Roles[edit | edit source]
The shaman acted as a medium between the concrete and the spirit worlds, mostly through dreams or visions. The voices of the spirits echoed whenever the shaman spoke, and challenging a shaman's authority was challenging the spirits of life themselves. They would also use their magick in hopes of unfogging the future, with the help of mysterious artifacts such as crystal balls.

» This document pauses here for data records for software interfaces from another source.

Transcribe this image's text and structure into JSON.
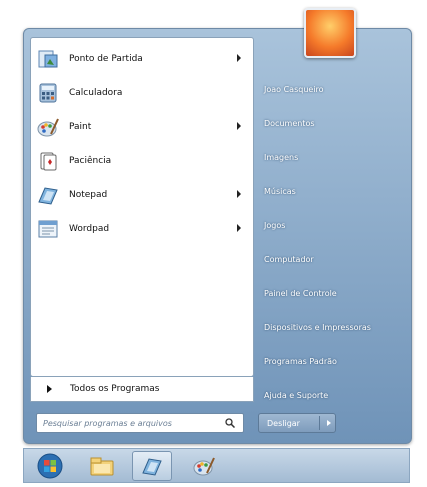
{
  "start_menu": {
    "programs": [
      {
        "label": "Ponto de Partida",
        "icon": "ponto-de-partida-icon",
        "has_submenu": true
      },
      {
        "label": "Calculadora",
        "icon": "calculator-icon",
        "has_submenu": false
      },
      {
        "label": "Paint",
        "icon": "paint-icon",
        "has_submenu": true
      },
      {
        "label": "Paciência",
        "icon": "solitaire-icon",
        "has_submenu": false
      },
      {
        "label": "Notepad",
        "icon": "notepad-icon",
        "has_submenu": true
      },
      {
        "label": "Wordpad",
        "icon": "wordpad-icon",
        "has_submenu": true
      }
    ],
    "all_programs_label": "Todos os Programas",
    "search_placeholder": "Pesquisar programas e arquivos",
    "right_items": [
      "Joao Casqueiro",
      "Documentos",
      "Imagens",
      "Músicas",
      "Jogos",
      "Computador",
      "Painel de Controle",
      "Dispositivos e Impressoras",
      "Programas Padrão",
      "Ajuda e Suporte"
    ],
    "shutdown_label": "Desligar"
  },
  "taskbar": {
    "items": [
      "start-orb-icon",
      "explorer-icon",
      "notepad-icon",
      "paint-icon"
    ]
  },
  "colors": {
    "menu_blue": "#7a9cc0",
    "text_white": "#ffffff"
  }
}
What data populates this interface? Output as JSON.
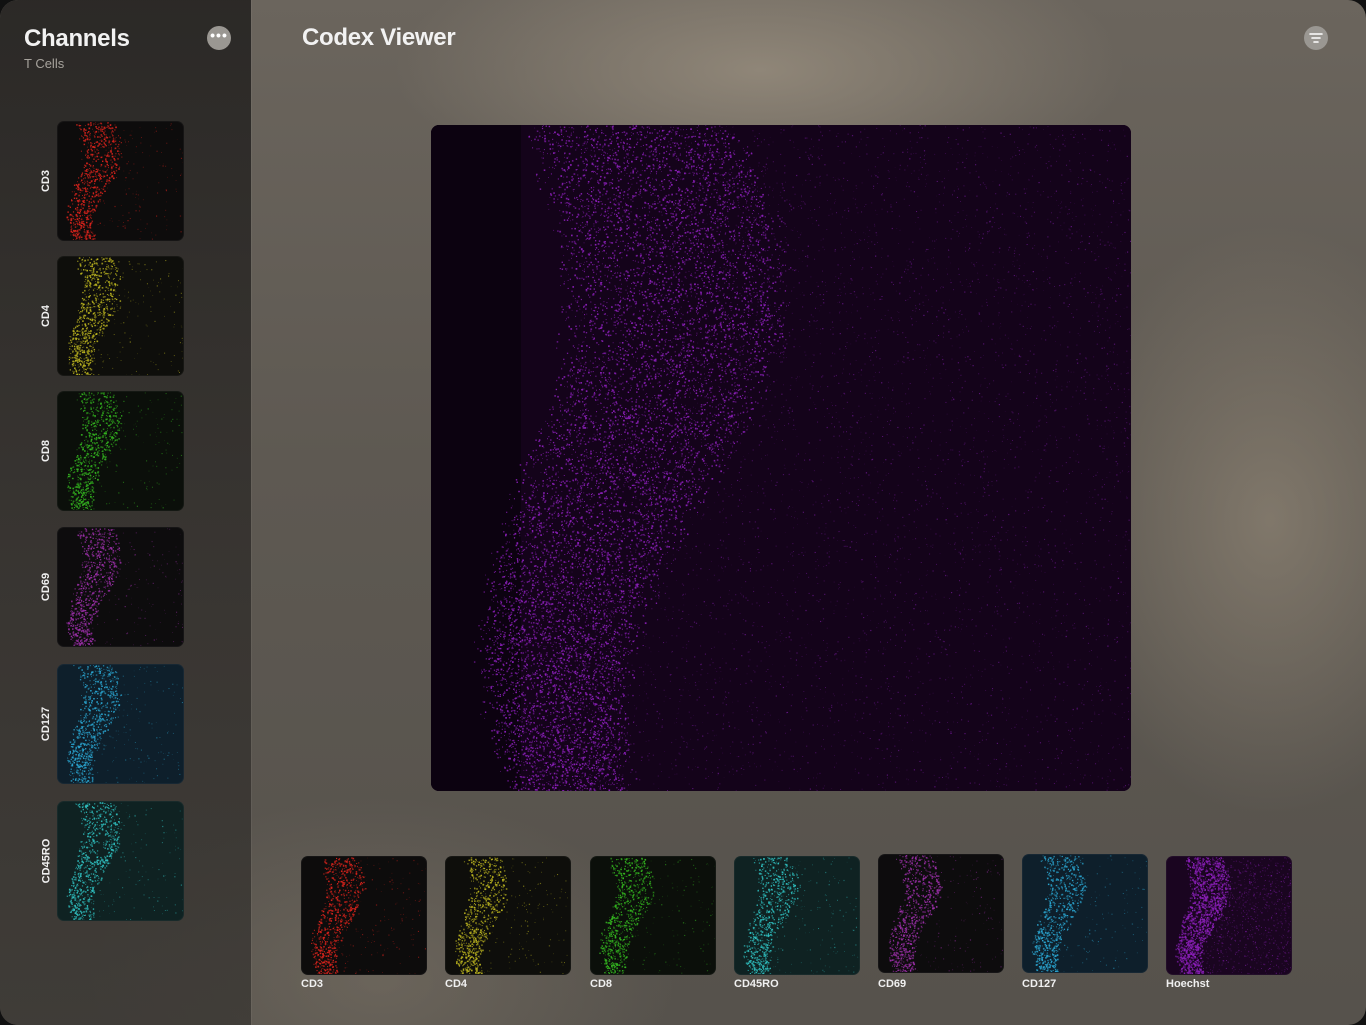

Apart from her ability to communicate with the other realm, the Nightsister shaman was also the craftswoman and keeper of the artifacts. Apparently, all Nightsister talismans and other Force-imbued items belonged to the community and were placed under the authority of the shaman. Indeed, the witches had to borrow the artifacts and return them afterwards. When Charal turned her back on her sisters and left Dathomir, she secretly stole the Talisman of the Raven. Many years later, in her manifesto Wild Power, clan shaman Talzin complained about "one of the sisters" never returning the talisman. Some of the most precious artifacts, like the Talisman of Resurrection, were guarded jealously by the shamans, and other sisters were rarely allowed to borrow them.
Behind the scenes[edit | edit source]
In an interview with the famous fan website TheForce.net, Daniel Wallace, author of the Book of Sith: Secrets from the Dark Side, compared the Nightsister shamans like Mother Talzin with Wiccan witches.
Appearances[edit | edit source]
- Dawn of the Jedi: Force Storm 1
- Star Wars: The Clone Wars – "Nightsisters" (First appearance)
- Star Wars: The Clone Wars – "Monster"
- Star Wars: The Clone Wars – "Witches of the Mist"
- Star Wars: The Clone Wars – "Massacre"
- Star Wars: The Clone Wars – "Bounty" (Appears in flashback(s))
- Star Wars: The Clone Wars – "Brothers"
- Star Wars: The Clone Wars – "Revenge"
Sources[edit | edit source]
Notes and references[edit | edit source]
[edit | edit source]
- http://www.theforce.net/latestnews/story/Interview_Book_Of_Sith_Author_Dan_Wallace_143459.asp TheForce.Net's interview of Daniel Wallace]